This wintery weather leads my horses to believe they are on an extended vacation – and basically, they are! They all have Hay Hoarders stuffed full 24/7 in their stalls and in the run in shelter, they get groomed to remove the mud or the snow, manes and tails are constantly being untangled, tails are braided to keep ice balls from forming, manes are combed, feet are picked and we fuss over them a bit more than normal. But, we don’t ask them to do much more than stand still while they are being pampered. Part of what makes the Hay Hoarder such an awesome feeding system is that when our horses need hay in front of them all day to help keep them warm and healthy because it’s 15 degrees outside, it’s so easy to stuff in a whole bale and walk away knowing they’ll have hay to munch all day and night. But, if they start getting a little chubby from their more limited exercise options, we can put less hay in the Hay Hoarder and still feel confident that the slow feed net will make the hay last longer through the day or night.
I’m guessing that some of our readers are asking themselves why we live in a place that makes it so difficult to ride throughout the year. I can only say that if you saw Western New York in the summer and fall, you’d know why. It’s beautiful here, and the riding opportunities are plentiful. We’re blessed with numerous equine friendly trail systems and the gorgeousness of our surroundings is hard to beat.
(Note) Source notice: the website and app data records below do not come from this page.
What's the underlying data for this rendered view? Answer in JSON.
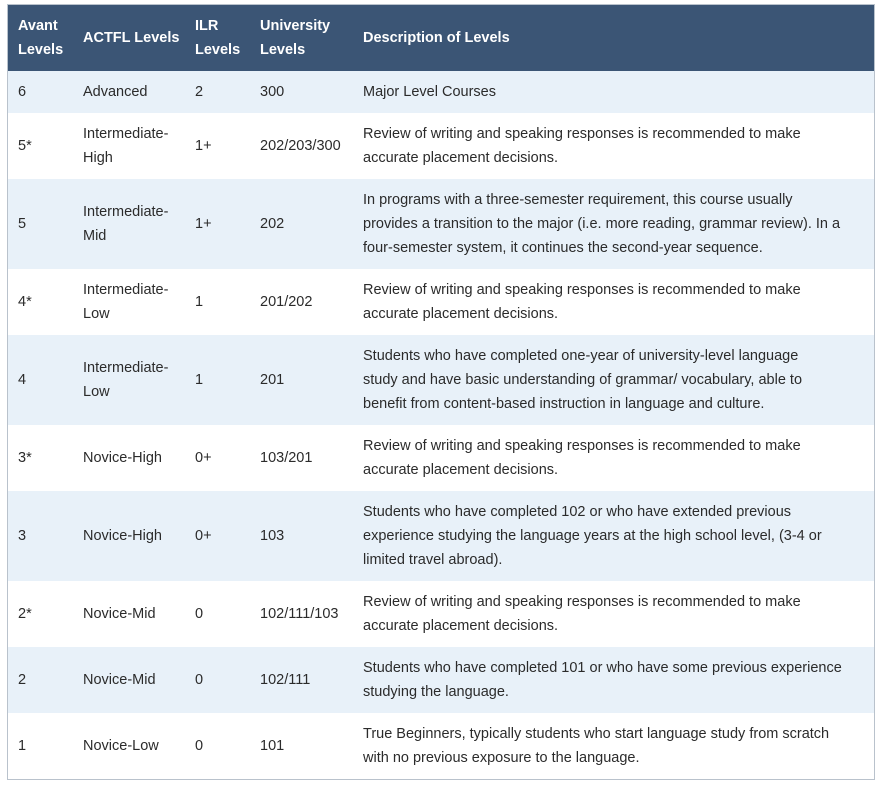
{
  "table": {
    "headers": [
      [
        "Avant",
        "Levels"
      ],
      [
        "ACTFL Levels"
      ],
      [
        "ILR",
        "Levels"
      ],
      [
        "University",
        "Levels"
      ],
      [
        "Description of Levels"
      ]
    ],
    "rows": [
      {
        "avant": "6",
        "actfl": [
          "Advanced"
        ],
        "ilr": "2",
        "university": "300",
        "description": [
          "Major Level Courses"
        ]
      },
      {
        "avant": "5*",
        "actfl": [
          "Intermediate-",
          "High"
        ],
        "ilr": "1+",
        "university": "202/203/300",
        "description": [
          "Review of writing and speaking responses is recommended to make",
          "accurate placement decisions."
        ]
      },
      {
        "avant": "5",
        "actfl": [
          "Intermediate-",
          "Mid"
        ],
        "ilr": "1+",
        "university": "202",
        "description": [
          "In programs with a three-semester requirement, this course usually",
          "provides a transition to the major (i.e. more reading, grammar review). In a",
          "four-semester system, it continues the second-year sequence."
        ]
      },
      {
        "avant": "4*",
        "actfl": [
          "Intermediate-",
          "Low"
        ],
        "ilr": "1",
        "university": "201/202",
        "description": [
          "Review of writing and speaking responses is recommended to make",
          "accurate placement decisions."
        ]
      },
      {
        "avant": "4",
        "actfl": [
          "Intermediate-",
          "Low"
        ],
        "ilr": "1",
        "university": "201",
        "description": [
          "Students who have completed one-year of university-level language",
          "study and have basic understanding of grammar/ vocabulary, able to",
          "benefit from content-based instruction in language and culture."
        ]
      },
      {
        "avant": "3*",
        "actfl": [
          "Novice-High"
        ],
        "ilr": "0+",
        "university": "103/201",
        "description": [
          "Review of writing and speaking responses is recommended to make",
          "accurate placement decisions."
        ]
      },
      {
        "avant": "3",
        "actfl": [
          "Novice-High"
        ],
        "ilr": "0+",
        "university": "103",
        "description": [
          "Students who have completed 102 or who have extended previous",
          "experience studying the language years at the high school level, (3-4 or",
          "limited travel abroad)."
        ]
      },
      {
        "avant": "2*",
        "actfl": [
          "Novice-Mid"
        ],
        "ilr": "0",
        "university": "102/111/103",
        "description": [
          "Review of writing and speaking responses is recommended to make",
          "accurate placement decisions."
        ]
      },
      {
        "avant": "2",
        "actfl": [
          "Novice-Mid"
        ],
        "ilr": "0",
        "university": "102/111",
        "description": [
          "Students who have completed 101 or who have some previous experience",
          "studying the language."
        ]
      },
      {
        "avant": "1",
        "actfl": [
          "Novice-Low"
        ],
        "ilr": "0",
        "university": "101",
        "description": [
          "True Beginners, typically students who start language study from scratch",
          "with no previous exposure to the language."
        ]
      }
    ]
  },
  "colors": {
    "header_bg": "#3b5575",
    "stripe_bg": "#e8f1f9",
    "border": "#b9c2cc"
  }
}
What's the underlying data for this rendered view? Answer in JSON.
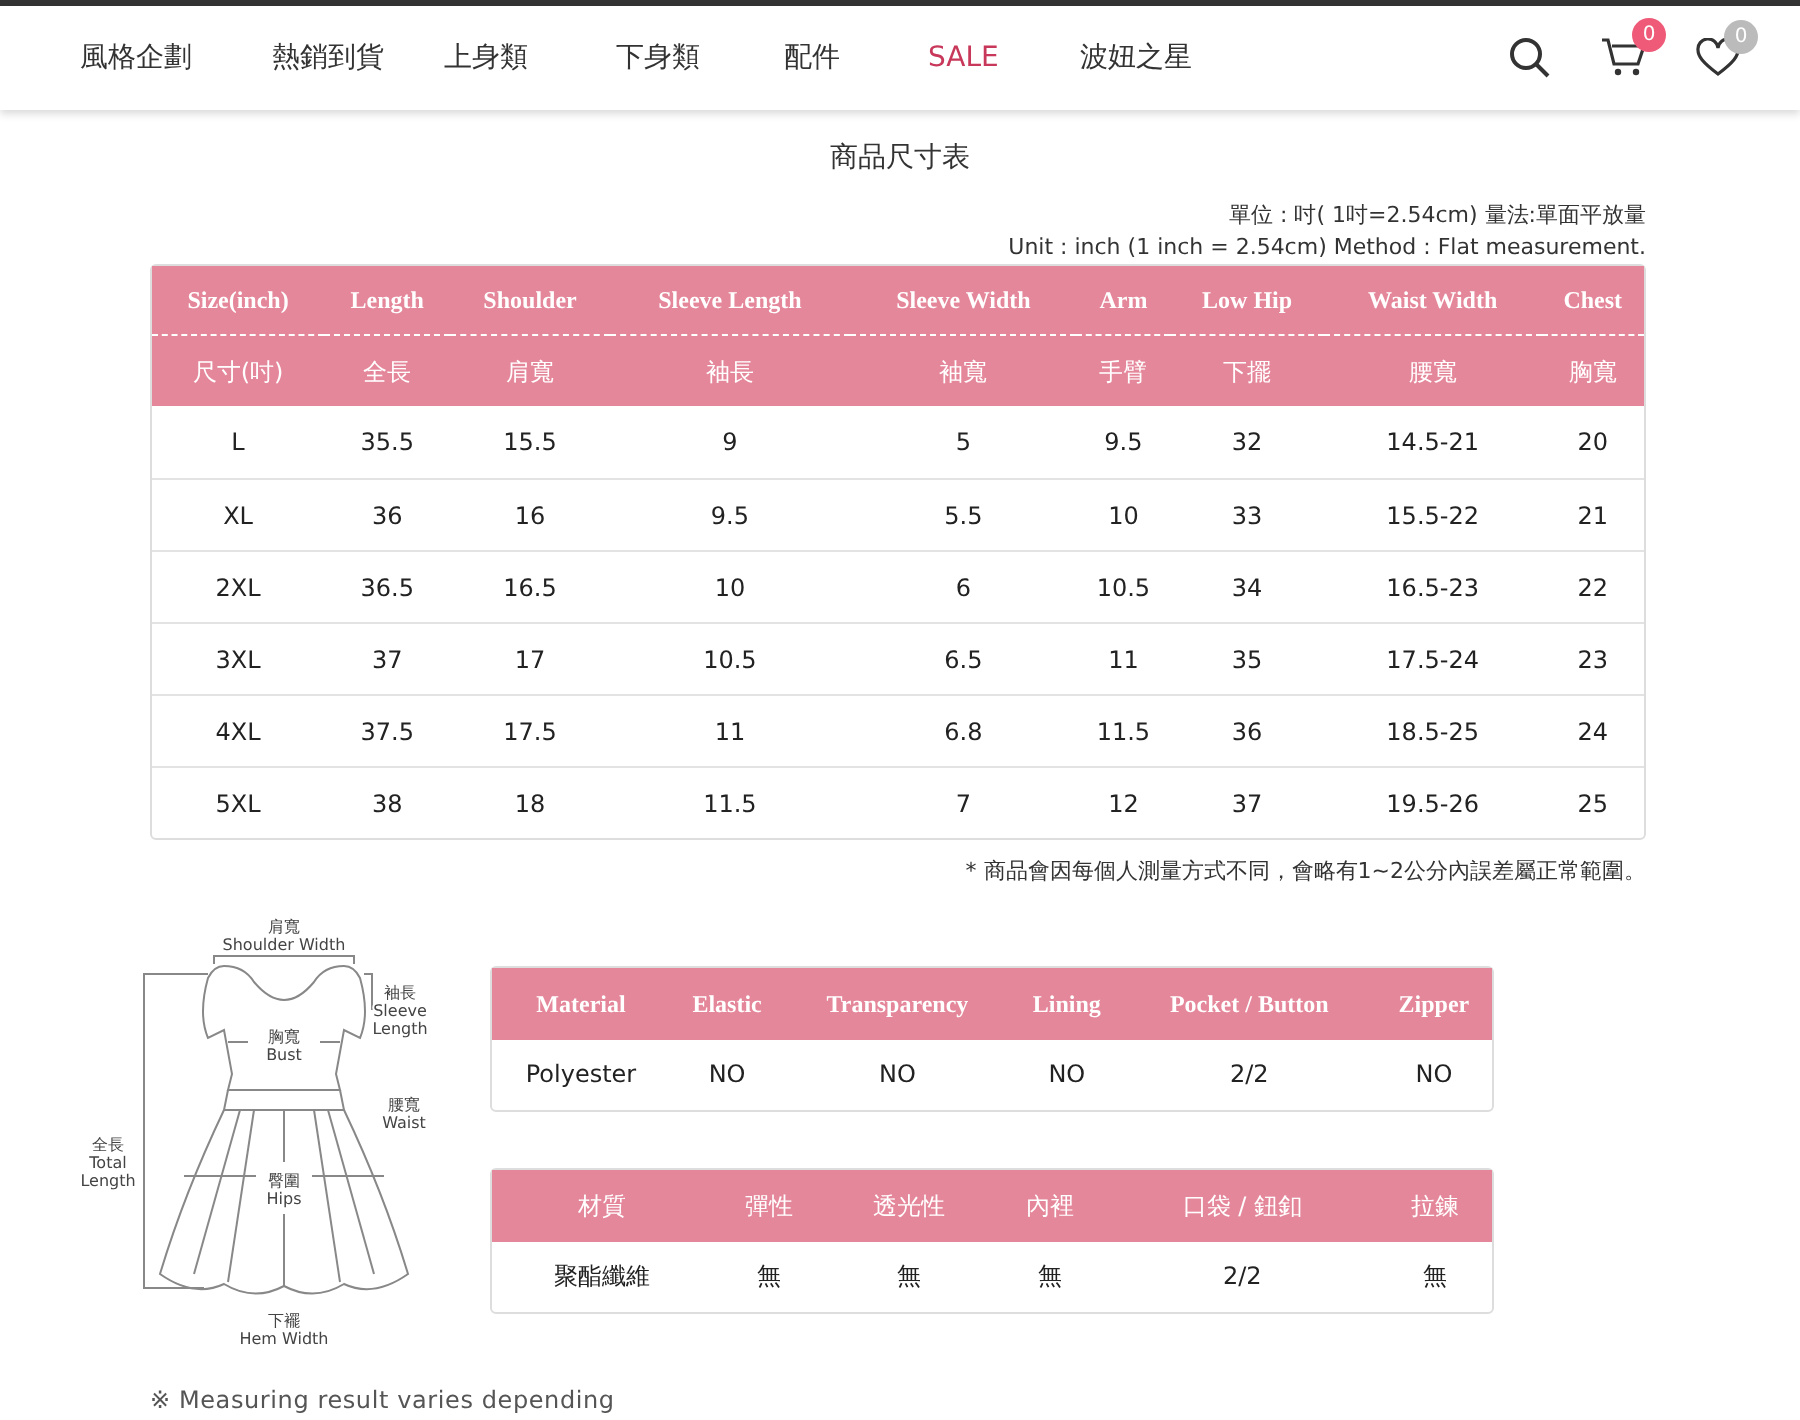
{
  "nav": {
    "items": [
      {
        "label": "風格企劃",
        "kind": "normal"
      },
      {
        "label": "熱銷到貨",
        "kind": "normal"
      },
      {
        "label": "上身類",
        "kind": "normal"
      },
      {
        "label": "下身類",
        "kind": "normal"
      },
      {
        "label": "配件",
        "kind": "normal"
      },
      {
        "label": "SALE",
        "kind": "sale"
      },
      {
        "label": "波妞之星",
        "kind": "normal"
      }
    ],
    "cart_count": "0",
    "wishlist_count": "0"
  },
  "heading": {
    "subtitle": "商品尺寸表"
  },
  "unit_note": [
    "單位 : 吋( 1吋=2.54cm) 量法:單面平放量",
    "Unit : inch (1 inch = 2.54cm) Method : Flat measurement."
  ],
  "size_table": {
    "columns_en": [
      "Size(inch)",
      "Length",
      "Shoulder",
      "Sleeve Length",
      "Sleeve Width",
      "Arm",
      "Low Hip",
      "Waist Width",
      "Chest"
    ],
    "columns_zh": [
      "尺寸(吋)",
      "全長",
      "肩寬",
      "袖長",
      "袖寬",
      "手臂",
      "下擺",
      "腰寬",
      "胸寬"
    ],
    "rows": [
      [
        "L",
        "35.5",
        "15.5",
        "9",
        "5",
        "9.5",
        "32",
        "14.5-21",
        "20"
      ],
      [
        "XL",
        "36",
        "16",
        "9.5",
        "5.5",
        "10",
        "33",
        "15.5-22",
        "21"
      ],
      [
        "2XL",
        "36.5",
        "16.5",
        "10",
        "6",
        "10.5",
        "34",
        "16.5-23",
        "22"
      ],
      [
        "3XL",
        "37",
        "17",
        "10.5",
        "6.5",
        "11",
        "35",
        "17.5-24",
        "23"
      ],
      [
        "4XL",
        "37.5",
        "17.5",
        "11",
        "6.8",
        "11.5",
        "36",
        "18.5-25",
        "24"
      ],
      [
        "5XL",
        "38",
        "18",
        "11.5",
        "7",
        "12",
        "37",
        "19.5-26",
        "25"
      ]
    ]
  },
  "tolerance_note": "* 商品會因每個人測量方式不同，會略有1~2公分內誤差屬正常範圍。",
  "diagram": {
    "labels": [
      [
        "肩寬",
        "Shoulder Width"
      ],
      [
        "袖長",
        "Sleeve",
        "Length"
      ],
      [
        "胸寬",
        "Bust"
      ],
      [
        "腰寬",
        "Waist"
      ],
      [
        "全長",
        "Total",
        "Length"
      ],
      [
        "臀圍",
        "Hips"
      ],
      [
        "下襬",
        "Hem Width"
      ]
    ]
  },
  "material_tables": [
    {
      "kind": "english",
      "columns": [
        "Material",
        "Elastic",
        "Transparency",
        "Lining",
        "Pocket / Button",
        "Zipper"
      ],
      "row": [
        "Polyester",
        "NO",
        "NO",
        "NO",
        "2/2",
        "NO"
      ]
    },
    {
      "kind": "chinese",
      "columns": [
        "材質",
        "彈性",
        "透光性",
        "內裡",
        "口袋 / 鈕釦",
        "拉鍊"
      ],
      "row": [
        "聚酯纖維",
        "無",
        "無",
        "無",
        "2/2",
        "無"
      ]
    }
  ],
  "bottom_note": "※ Measuring result varies depending"
}
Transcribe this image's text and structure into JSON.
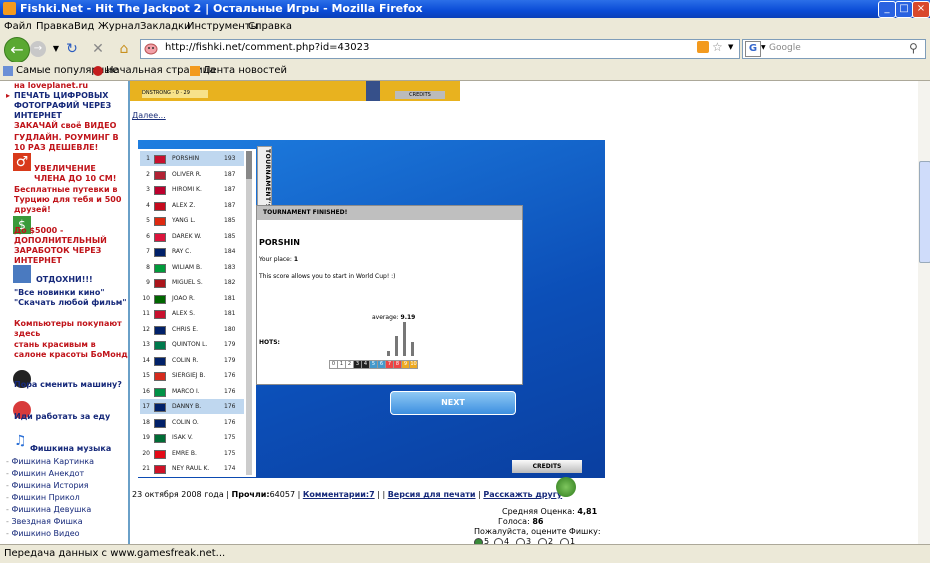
{
  "window": {
    "title": "Fishki.Net - Hit The Jackpot 2 | Остальные Игры - Mozilla Firefox",
    "controls": [
      "_",
      "□",
      "×"
    ]
  },
  "menu": [
    "Файл",
    "Правка",
    "Вид",
    "Журнал",
    "Закладки",
    "Инструменты",
    "Справка"
  ],
  "nav": {
    "url": "http://fishki.net/comment.php?id=43023",
    "search_placeholder": "Google",
    "search_engine_label": "G"
  },
  "bookmarks": [
    "Самые популярные",
    "Начальная страница",
    "Лента новостей"
  ],
  "sidebar": {
    "top_fragment": "на loveplanet.ru",
    "links": [
      {
        "text": "ПЕЧАТЬ ЦИФРОВЫХ ФОТОГРАФИЙ ЧЕРЕЗ ИНТЕРНЕТ"
      },
      {
        "text": "ЗАКАЧАЙ своё ВИДЕО"
      },
      {
        "text": "ГУДЛАЙН. РОУМИНГ В 10 РАЗ ДЕШЕВЛЕ!"
      },
      {
        "text": "УВЕЛИЧЕНИЕ ЧЛЕНА ДО 10 СМ!"
      },
      {
        "text": "Бесплатные путевки в Турцию для тебя и 500 друзей!"
      },
      {
        "text": "До $5000 - ДОПОЛНИТЕЛЬНЫЙ ЗАРАБОТОК ЧЕРЕЗ ИНТЕРНЕТ"
      },
      {
        "text": "ОТДОХНИ!!!"
      },
      {
        "text": "\"Все новинки кино\" \"Скачать любой фильм\""
      },
      {
        "text": "Компьютеры покупают здесь"
      },
      {
        "text": "стань красивым в салоне красоты БоМонд"
      },
      {
        "text": "Пора сменить машину?"
      },
      {
        "text": "Иди работать за еду"
      },
      {
        "text": "Фишкина музыка"
      }
    ],
    "categories": [
      "Фишкина Картинка",
      "Фишкин Анекдот",
      "Фишкина История",
      "Фишкин Прикол",
      "Фишкина Девушка",
      "Звездная Фишка",
      "Фишкино Видео"
    ]
  },
  "banner": {
    "strip_text": "DNSTRONG · 0 · 29",
    "credits_label": "CREDITS"
  },
  "dalee": "Далее...",
  "game": {
    "tab_label": "TOURNAMENT'S RANK",
    "rankings": [
      {
        "n": "1",
        "name": "PORSHIN",
        "score": "193",
        "flag": "#c8102e"
      },
      {
        "n": "2",
        "name": "OLIVER R.",
        "score": "187",
        "flag": "#b22234"
      },
      {
        "n": "3",
        "name": "HIROMI K.",
        "score": "187",
        "flag": "#bc002d"
      },
      {
        "n": "4",
        "name": "ALEX Z.",
        "score": "187",
        "flag": "#c60b1e"
      },
      {
        "n": "5",
        "name": "YANG L.",
        "score": "185",
        "flag": "#de2910"
      },
      {
        "n": "6",
        "name": "DAREK W.",
        "score": "185",
        "flag": "#dc143c"
      },
      {
        "n": "7",
        "name": "RAY C.",
        "score": "184",
        "flag": "#012169"
      },
      {
        "n": "8",
        "name": "WILIAM B.",
        "score": "183",
        "flag": "#009b3a"
      },
      {
        "n": "9",
        "name": "MIGUEL S.",
        "score": "182",
        "flag": "#aa151b"
      },
      {
        "n": "10",
        "name": "JOAO R.",
        "score": "181",
        "flag": "#006600"
      },
      {
        "n": "11",
        "name": "ALEX S.",
        "score": "181",
        "flag": "#c8102e"
      },
      {
        "n": "12",
        "name": "CHRIS E.",
        "score": "180",
        "flag": "#012169"
      },
      {
        "n": "13",
        "name": "QUINTON L.",
        "score": "179",
        "flag": "#007a4d"
      },
      {
        "n": "14",
        "name": "COLIN R.",
        "score": "179",
        "flag": "#012169"
      },
      {
        "n": "15",
        "name": "SIERGIEJ B.",
        "score": "176",
        "flag": "#d52b1e"
      },
      {
        "n": "16",
        "name": "MARCO I.",
        "score": "176",
        "flag": "#009246"
      },
      {
        "n": "17",
        "name": "DANNY B.",
        "score": "176",
        "flag": "#012169"
      },
      {
        "n": "18",
        "name": "COLIN O.",
        "score": "176",
        "flag": "#012169"
      },
      {
        "n": "19",
        "name": "ISAK V.",
        "score": "175",
        "flag": "#006c35"
      },
      {
        "n": "20",
        "name": "EMRE B.",
        "score": "175",
        "flag": "#e30a17"
      },
      {
        "n": "21",
        "name": "NEY RAUL K.",
        "score": "174",
        "flag": "#ce1126"
      }
    ],
    "panel": {
      "header": "TOURNAMENT FINISHED!",
      "player": "PORSHIN",
      "place_label": "Your place:",
      "place_value": "1",
      "message": "This score allows you to start in World Cup! :)",
      "average_label": "average:",
      "average_value": "9.19",
      "shots_label": "HOTS:",
      "histogram": [
        0,
        0,
        0,
        0,
        0,
        0,
        0,
        0.15,
        0.6,
        1.0,
        0.4
      ],
      "histogram_labels": [
        "0",
        "1",
        "2",
        "3",
        "4",
        "5",
        "6",
        "7",
        "8",
        "9",
        "10"
      ]
    },
    "next_label": "NEXT",
    "credits_label": "CREDITS"
  },
  "meta": {
    "date": "23 октября 2008 года",
    "views_label": "Прочли:",
    "views_value": "64057",
    "comments_label": "Комментарии:",
    "comments_value": "7",
    "print_label": "Версия для печати",
    "tell_label": "Расскажть другу"
  },
  "rating": {
    "avg_label": "Средняя Оценка:",
    "avg_value": "4,81",
    "votes_label": "Голоса:",
    "votes_value": "86",
    "prompt": "Пожалуйста, оцените Фишку:",
    "options": [
      "5",
      "4",
      "3",
      "2",
      "1"
    ]
  },
  "status": "Передача данных с www.gamesfreak.net..."
}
I might not appreciate having to bundle up to the point of limiting my range of motion for 3 or 4 months out of the year, but I don’t think my horses are complaining, and they are all healthy and enjoying their winter break.
To our readers that live in places where the snow isn’t knee deep, the temperature is above 25 degrees, and there is still riding to be done – we’re just a little jealous of you!